• SUPPLIED MATERIAL

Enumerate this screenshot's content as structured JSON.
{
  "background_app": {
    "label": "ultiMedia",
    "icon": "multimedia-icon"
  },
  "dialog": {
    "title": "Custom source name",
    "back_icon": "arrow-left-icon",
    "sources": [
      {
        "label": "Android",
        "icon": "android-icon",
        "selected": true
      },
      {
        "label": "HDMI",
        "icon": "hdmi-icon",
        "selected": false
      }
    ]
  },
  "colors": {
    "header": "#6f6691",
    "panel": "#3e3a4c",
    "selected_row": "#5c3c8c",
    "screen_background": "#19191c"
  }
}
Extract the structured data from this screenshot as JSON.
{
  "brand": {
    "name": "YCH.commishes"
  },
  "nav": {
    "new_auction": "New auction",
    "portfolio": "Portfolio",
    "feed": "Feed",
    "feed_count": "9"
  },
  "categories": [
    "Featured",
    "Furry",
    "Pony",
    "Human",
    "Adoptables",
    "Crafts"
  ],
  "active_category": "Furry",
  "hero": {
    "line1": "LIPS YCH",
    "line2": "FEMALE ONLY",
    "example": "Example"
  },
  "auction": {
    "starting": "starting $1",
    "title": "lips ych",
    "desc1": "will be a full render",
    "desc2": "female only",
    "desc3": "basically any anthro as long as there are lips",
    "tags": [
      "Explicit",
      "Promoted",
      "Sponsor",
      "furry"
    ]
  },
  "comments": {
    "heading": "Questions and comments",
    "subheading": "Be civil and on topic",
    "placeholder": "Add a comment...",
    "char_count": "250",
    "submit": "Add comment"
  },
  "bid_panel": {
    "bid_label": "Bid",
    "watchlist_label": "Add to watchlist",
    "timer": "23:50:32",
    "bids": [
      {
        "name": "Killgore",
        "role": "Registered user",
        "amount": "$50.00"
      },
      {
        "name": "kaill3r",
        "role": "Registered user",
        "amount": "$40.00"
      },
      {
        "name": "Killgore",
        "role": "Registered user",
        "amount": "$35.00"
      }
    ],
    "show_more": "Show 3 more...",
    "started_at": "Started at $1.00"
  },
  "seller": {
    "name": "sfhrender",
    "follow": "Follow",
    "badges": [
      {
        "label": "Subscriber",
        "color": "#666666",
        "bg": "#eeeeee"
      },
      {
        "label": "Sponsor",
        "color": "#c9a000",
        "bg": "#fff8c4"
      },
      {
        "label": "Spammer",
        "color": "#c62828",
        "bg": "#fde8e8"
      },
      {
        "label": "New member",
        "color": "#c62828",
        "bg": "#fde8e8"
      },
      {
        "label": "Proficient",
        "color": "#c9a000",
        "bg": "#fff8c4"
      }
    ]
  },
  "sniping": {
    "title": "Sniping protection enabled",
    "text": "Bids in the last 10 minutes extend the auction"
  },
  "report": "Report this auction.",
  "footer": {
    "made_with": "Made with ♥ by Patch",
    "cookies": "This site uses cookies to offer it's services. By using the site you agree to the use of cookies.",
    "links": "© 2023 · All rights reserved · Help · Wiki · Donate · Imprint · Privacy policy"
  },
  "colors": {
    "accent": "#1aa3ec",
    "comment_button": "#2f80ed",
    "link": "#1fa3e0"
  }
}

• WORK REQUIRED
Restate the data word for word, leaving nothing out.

• ANSWER FOR THIS EXERCISE
Enumerate this screenshot's content as structured JSON.
{
  "background_app": {
    "label": "ultiMedia",
    "icon": "multimedia-icon"
  },
  "dialog": {
    "title": "Custom source name",
    "back_icon": "arrow-left-icon",
    "sources": [
      {
        "label": "Android",
        "icon": "android-icon",
        "selected": true
      },
      {
        "label": "HDMI",
        "icon": "hdmi-icon",
        "selected": false
      }
    ]
  },
  "colors": {
    "header": "#6f6691",
    "panel": "#3e3a4c",
    "selected_row": "#5c3c8c",
    "screen_background": "#19191c"
  }
}
Extract the structured data from this screenshot as JSON.
{
  "brand": {
    "name": "YCH.commishes"
  },
  "nav": {
    "new_auction": "New auction",
    "portfolio": "Portfolio",
    "feed": "Feed",
    "feed_count": "9"
  },
  "categories": [
    "Featured",
    "Furry",
    "Pony",
    "Human",
    "Adoptables",
    "Crafts"
  ],
  "active_category": "Furry",
  "hero": {
    "line1": "LIPS YCH",
    "line2": "FEMALE ONLY",
    "example": "Example"
  },
  "auction": {
    "starting": "starting $1",
    "title": "lips ych",
    "desc1": "will be a full render",
    "desc2": "female only",
    "desc3": "basically any anthro as long as there are lips",
    "tags": [
      "Explicit",
      "Promoted",
      "Sponsor",
      "furry"
    ]
  },
  "comments": {
    "heading": "Questions and comments",
    "subheading": "Be civil and on topic",
    "placeholder": "Add a comment...",
    "char_count": "250",
    "submit": "Add comment"
  },
  "bid_panel": {
    "bid_label": "Bid",
    "watchlist_label": "Add to watchlist",
    "timer": "23:50:32",
    "bids": [
      {
        "name": "Killgore",
        "role": "Registered user",
        "amount": "$50.00"
      },
      {
        "name": "kaill3r",
        "role": "Registered user",
        "amount": "$40.00"
      },
      {
        "name": "Killgore",
        "role": "Registered user",
        "amount": "$35.00"
      }
    ],
    "show_more": "Show 3 more...",
    "started_at": "Started at $1.00"
  },
  "seller": {
    "name": "sfhrender",
    "follow": "Follow",
    "badges": [
      {
        "label": "Subscriber",
        "color": "#666666",
        "bg": "#eeeeee"
      },
      {
        "label": "Sponsor",
        "color": "#c9a000",
        "bg": "#fff8c4"
      },
      {
        "label": "Spammer",
        "color": "#c62828",
        "bg": "#fde8e8"
      },
      {
        "label": "New member",
        "color": "#c62828",
        "bg": "#fde8e8"
      },
      {
        "label": "Proficient",
        "color": "#c9a000",
        "bg": "#fff8c4"
      }
    ]
  },
  "sniping": {
    "title": "Sniping protection enabled",
    "text": "Bids in the last 10 minutes extend the auction"
  },
  "report": "Report this auction.",
  "footer": {
    "made_with": "Made with ♥ by Patch",
    "cookies": "This site uses cookies to offer it's services. By using the site you agree to the use of cookies.",
    "links": "© 2023 · All rights reserved · Help · Wiki · Donate · Imprint · Privacy policy"
  },
  "colors": {
    "accent": "#1aa3ec",
    "comment_button": "#2f80ed",
    "link": "#1fa3e0"
  }
}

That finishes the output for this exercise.